Signs of arthritis often are similar to signs of normal aging, so if your pet seems to have any of these symptoms for more than two weeks, the best thing to do is to have your veterinarian examine them, and then advise you as to what treatment plan would be best to help your pet deal with the pain. Arthritis treatments for pets are similar to those for humans, and may include:

  • Healthy diet and exercise to help maintain proper weight.
  • Working with your veterinarian to find a drug treatment that helps relieve the pain.
  • Nonsteroidal anti-inflammatory drugs (NSAIDS): the most common treatment for arthritis in dogs. These drugs are similar to ibuprofen, aspirin, and other human pain relievers.
  • Over-the-counter pet treatments, such as pills or food containing either glucosamine and chondroitin sulfate or Omega fatty acids. Both have shown to help relieve the symptoms of arthritis in dogs.
  • Over-the-counter pet treatments, such as pills or food containing either glucosamine and chondroitin sulfate or Omega fatty acids. Both have shown to help relieve the symptoms of arthritis in dogs.
  • A veterinarian-prescribed NSAID and an over-the-counter treatment that together may help decrease pain and disease progression.
  • Diets with special supplements may also help decrease the discomfort and increase the joint mobility
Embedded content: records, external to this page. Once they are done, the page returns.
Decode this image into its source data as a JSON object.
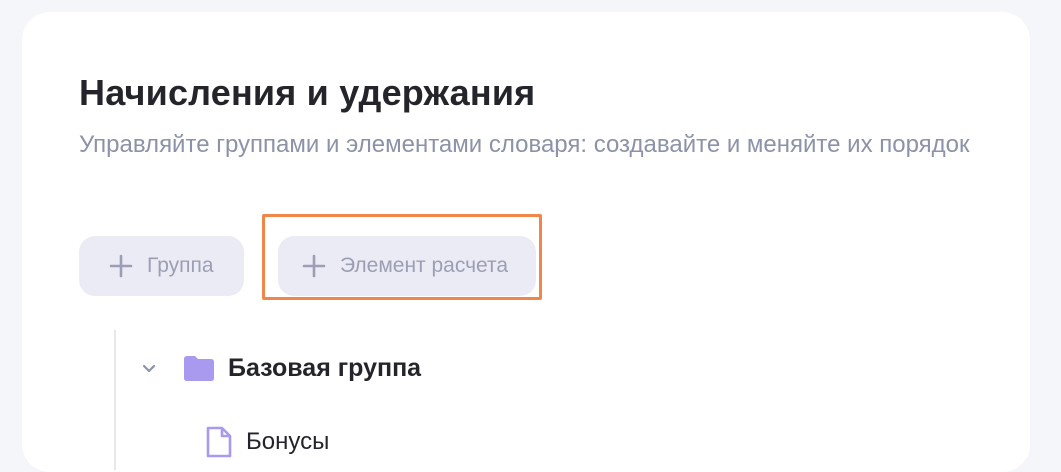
{
  "header": {
    "title": "Начисления и удержания",
    "subtitle": "Управляйте группами и элементами словаря: создавайте и меняйте их порядок"
  },
  "toolbar": {
    "add_group_label": "Группа",
    "add_element_label": "Элемент расчета"
  },
  "tree": {
    "groups": [
      {
        "label": "Базовая группа",
        "expanded": true,
        "items": [
          {
            "label": "Бонусы"
          }
        ]
      }
    ]
  },
  "icons": {
    "add_group": "plus-icon",
    "add_element": "plus-icon",
    "expand": "chevron-down-icon",
    "group": "folder-icon",
    "item": "document-icon"
  },
  "colors": {
    "background": "#f5f6f9",
    "card": "#ffffff",
    "title": "#24252b",
    "subtitle": "#8c92a8",
    "button_bg": "#ebebf6",
    "button_text": "#9c9fb3",
    "folder": "#a99af0",
    "highlight": "#f0874a"
  }
}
Do not give human pain medications to your pet without first consulting your veterinarian. Some human products, including over-the-counter medications, can be fatal for pets.
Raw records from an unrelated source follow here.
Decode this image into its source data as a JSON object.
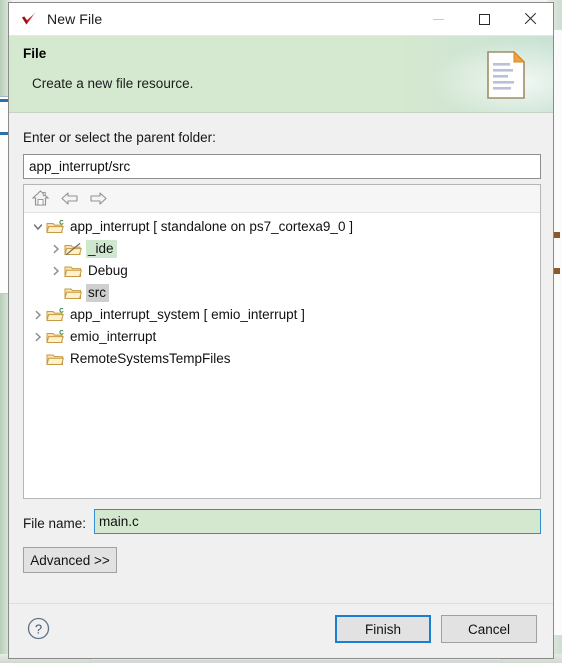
{
  "window": {
    "title": "New File",
    "icon": "red-check-icon",
    "controls": {
      "minimize": "minimize-icon",
      "maximize": "maximize-icon",
      "close": "close-icon"
    }
  },
  "header": {
    "title": "File",
    "subtitle": "Create a new file resource.",
    "graphic": "new-document-icon",
    "background_color": "#d5e8d0"
  },
  "form": {
    "parent_folder_label": "Enter or select the parent folder:",
    "parent_folder_value": "app_interrupt/src",
    "parent_folder_placeholder": "",
    "file_name_label": "File name:",
    "file_name_value": "main.c",
    "file_name_placeholder": "",
    "file_name_bg_color": "#d4e8d0",
    "file_name_border_color": "#2f8fd0",
    "advanced_label": "Advanced >>"
  },
  "tree": {
    "toolbar": [
      {
        "icon": "home-icon",
        "name": "home-button"
      },
      {
        "icon": "back-arrow-icon",
        "name": "back-button"
      },
      {
        "icon": "forward-arrow-icon",
        "name": "forward-button"
      }
    ],
    "rows": [
      {
        "label": "app_interrupt [ standalone on ps7_cortexa9_0 ]",
        "indent": 0,
        "twisty": "expanded",
        "icon": "c-project-folder-icon",
        "selection": "none"
      },
      {
        "label": "_ide",
        "indent": 1,
        "twisty": "collapsed",
        "icon": "virtual-folder-icon",
        "selection": "green"
      },
      {
        "label": "Debug",
        "indent": 1,
        "twisty": "collapsed",
        "icon": "folder-icon",
        "selection": "none"
      },
      {
        "label": "src",
        "indent": 1,
        "twisty": "none",
        "icon": "folder-icon",
        "selection": "gray"
      },
      {
        "label": "app_interrupt_system [ emio_interrupt ]",
        "indent": 0,
        "twisty": "collapsed",
        "icon": "c-project-folder-icon",
        "selection": "none"
      },
      {
        "label": "emio_interrupt",
        "indent": 0,
        "twisty": "collapsed",
        "icon": "c-project-folder-icon",
        "selection": "none"
      },
      {
        "label": "RemoteSystemsTempFiles",
        "indent": 0,
        "twisty": "none",
        "icon": "folder-icon",
        "selection": "none"
      }
    ]
  },
  "footer": {
    "help": "help-icon",
    "finish_label": "Finish",
    "cancel_label": "Cancel",
    "default_button": "Finish",
    "focus_color": "#1a7fd4"
  }
}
Changes in the home environment may also help you deal with an older pet who is experiencing stiffness and/or pain. Orthopedic beds, stair steps to help an animal up to higher places (so they don't have to jump), raised feeding platforms, etc. can help make your arthritic pet's life more comfortable.

Q: When should we euthanize a pet? How will we know it's the right time?

A: This can be an incredibly difficult question for both the owner and the veterinarian, and is often a very tough decision to make. Sometimes, euthanasia is obviously the best thing to do for your pet. At other times, however, it can be less clear. An open discussion with your veterinarian, including an honest evaluation of your pet's quality of life, should help you make the decision.

One way to determine if your aging pet is still enjoying life and can remain with us a little longer is by using a "Quality of Life" scale to determine if the animal's basic needs are being met. This scale can be very helpful for the veterinarian and pet owner when deciding what is best for your pet. In this scale, pets are scored on a scale of 1 through 10 in each category, with 10 being the highest score for quality of life. Again, only an honest evaluation of each category will help with the decision.